Release Date: March 27, 2017 This content is archived.
Climate change may force one of New England’s invasive plant species to retreat north, while another will likely stay put and take over an even greater area, according to a study published today (March 27, 2017) in the Proceedings of the National Academy of Sciences.
Garlic mustard may disappear from the southern part of New England only to crop up in Canada, while Japanese barberry takes hold of the region.
The study of the two pervasive, widespread, and problematic invasive species provides evidence that climate change can both inhibit and facilitate invasive species growth. Few studies have linked plant demographics to climate change to understand invasive species.
Invasive species and climate change are two of the primary factors that alter ecological systems, but their interaction requires a greater understanding to improve the efficiency of management plans, according to the ecological and evolutionary biology team from the University of Connecticut, Yale University, the University at Buffalo, University of New Hampshire, and the Linda Loring Nature Foundation on Nantucket.
By tracking individual plants across environmental variations in temperature and precipitation, the researchers were able to predict their survival success under temperature changes predicted for 2041-2050. They compared those to the predictions for the species under current conditions.
Japanese barberry is a woody shrub common in New England, where it is often found in dense populations in forests. Current models predict that Japanese barberry can establish in all but coastal Maine and the northernmost parts of Maine, New Hampshire, and Vermont.
But based on Japanese barberry’s positive response to warm temperatures, it is apparent that these northern habitats will only become more suitable under climate change, allowing prolific population growth throughout the region, the researchers said.
On the other hand, their findings indicate that garlic mustard may decline considerably in southern New England but instead appear in force in northern region and southern Canada. Better performance in cooler climates suggests that warmer temperatures resulting from climate change may render southern New England uninhabitable for this species, which produces copious seeds and dominates the forest floors where it invades.
“Warmer climate may alter invasion patterns by constraining the range of invasive species, based on variables I calculated for the current climate and future projections in the study,” said Yingying Xie, a postdoctoral associate in the University at Buffalo Department of Geography.
But the study notes that climate change has many impacts.
“We have not dodged the invasion, only shifted the focus,” noted the authors. “Furthermore, if a robust herb such as garlic mustard responds poorly to warming, native competitors could respond similarly.”
The study included 21 experimental study sites encompassing climate and land use differences in five regions across New England. Seeds were collected from multiple wild populations and germinated in the greenhouse.
Seedlings were planted in the late spring of 2009 in natural conditions, with minimal disturbance that spanned regional environmental differences.
The demographic approach to predicting species distributions provides a number of improvements over existing approaches to forecasting invasions, according to the researchers.
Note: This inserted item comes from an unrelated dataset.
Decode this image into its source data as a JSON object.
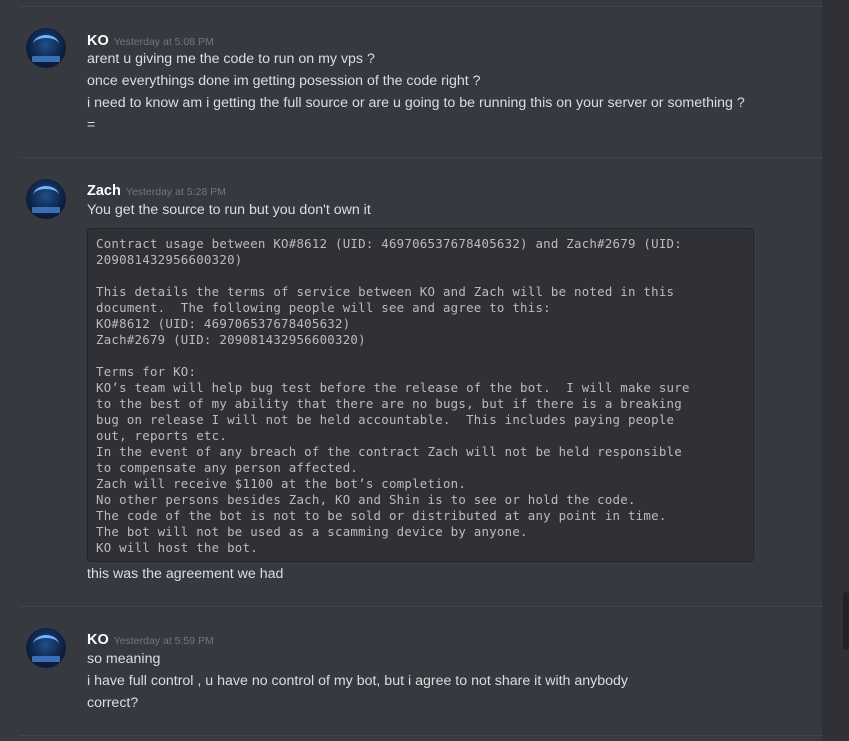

It offers practical links to understand the drivers of invasion, forecast potential distributions, and evaluate management strategies.
Current management techniques for Japanese barberry have focused on developing cultivars – variations of the species with more desirable characteristics – with lower seed production. But demographic models show that this alone is not sufficient to keep the species from spreading elsewhere.
The study was supported by funding from the U.S. Department of Agriculture and the National Science Foundation.
Study authors include John Silander, UConn; Cory Merow, Yale University; Sarah Treanor Bois, Linda Loring Nature Foundation; Jenica Allen, University of New Hampshire; and Yingying Xie, UB.